[Records supplied]

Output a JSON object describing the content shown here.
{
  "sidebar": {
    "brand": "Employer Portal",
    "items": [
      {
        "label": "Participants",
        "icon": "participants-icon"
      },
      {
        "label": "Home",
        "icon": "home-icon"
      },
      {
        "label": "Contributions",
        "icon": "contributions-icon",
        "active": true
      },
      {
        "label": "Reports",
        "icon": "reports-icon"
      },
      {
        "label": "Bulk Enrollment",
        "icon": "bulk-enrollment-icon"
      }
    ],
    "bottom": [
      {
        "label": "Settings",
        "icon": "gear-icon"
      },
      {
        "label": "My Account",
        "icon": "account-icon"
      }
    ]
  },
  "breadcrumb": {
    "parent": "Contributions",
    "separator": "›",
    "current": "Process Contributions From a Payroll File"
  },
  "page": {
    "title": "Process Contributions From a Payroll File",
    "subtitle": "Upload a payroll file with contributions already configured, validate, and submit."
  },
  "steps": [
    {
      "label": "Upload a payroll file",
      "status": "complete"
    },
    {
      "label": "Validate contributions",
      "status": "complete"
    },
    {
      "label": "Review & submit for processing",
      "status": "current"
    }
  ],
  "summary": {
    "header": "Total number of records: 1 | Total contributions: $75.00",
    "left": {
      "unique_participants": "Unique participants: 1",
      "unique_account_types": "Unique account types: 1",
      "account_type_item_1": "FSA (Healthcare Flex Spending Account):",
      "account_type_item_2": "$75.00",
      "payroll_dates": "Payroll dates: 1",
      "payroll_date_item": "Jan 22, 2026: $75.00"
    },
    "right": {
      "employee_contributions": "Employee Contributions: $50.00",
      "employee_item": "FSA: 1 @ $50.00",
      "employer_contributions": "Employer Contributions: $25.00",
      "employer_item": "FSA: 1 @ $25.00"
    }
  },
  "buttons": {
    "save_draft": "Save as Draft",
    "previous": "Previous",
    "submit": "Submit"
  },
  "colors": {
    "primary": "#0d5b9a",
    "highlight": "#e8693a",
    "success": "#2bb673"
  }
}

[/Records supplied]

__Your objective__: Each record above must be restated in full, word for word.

__Result__:
Output a JSON object describing the content shown here.
{
  "sidebar": {
    "brand": "Employer Portal",
    "items": [
      {
        "label": "Participants",
        "icon": "participants-icon"
      },
      {
        "label": "Home",
        "icon": "home-icon"
      },
      {
        "label": "Contributions",
        "icon": "contributions-icon",
        "active": true
      },
      {
        "label": "Reports",
        "icon": "reports-icon"
      },
      {
        "label": "Bulk Enrollment",
        "icon": "bulk-enrollment-icon"
      }
    ],
    "bottom": [
      {
        "label": "Settings",
        "icon": "gear-icon"
      },
      {
        "label": "My Account",
        "icon": "account-icon"
      }
    ]
  },
  "breadcrumb": {
    "parent": "Contributions",
    "separator": "›",
    "current": "Process Contributions From a Payroll File"
  },
  "page": {
    "title": "Process Contributions From a Payroll File",
    "subtitle": "Upload a payroll file with contributions already configured, validate, and submit."
  },
  "steps": [
    {
      "label": "Upload a payroll file",
      "status": "complete"
    },
    {
      "label": "Validate contributions",
      "status": "complete"
    },
    {
      "label": "Review & submit for processing",
      "status": "current"
    }
  ],
  "summary": {
    "header": "Total number of records: 1 | Total contributions: $75.00",
    "left": {
      "unique_participants": "Unique participants: 1",
      "unique_account_types": "Unique account types: 1",
      "account_type_item_1": "FSA (Healthcare Flex Spending Account):",
      "account_type_item_2": "$75.00",
      "payroll_dates": "Payroll dates: 1",
      "payroll_date_item": "Jan 22, 2026: $75.00"
    },
    "right": {
      "employee_contributions": "Employee Contributions: $50.00",
      "employee_item": "FSA: 1 @ $50.00",
      "employer_contributions": "Employer Contributions: $25.00",
      "employer_item": "FSA: 1 @ $25.00"
    }
  },
  "buttons": {
    "save_draft": "Save as Draft",
    "previous": "Previous",
    "submit": "Submit"
  },
  "colors": {
    "primary": "#0d5b9a",
    "highlight": "#e8693a",
    "success": "#2bb673"
  }
}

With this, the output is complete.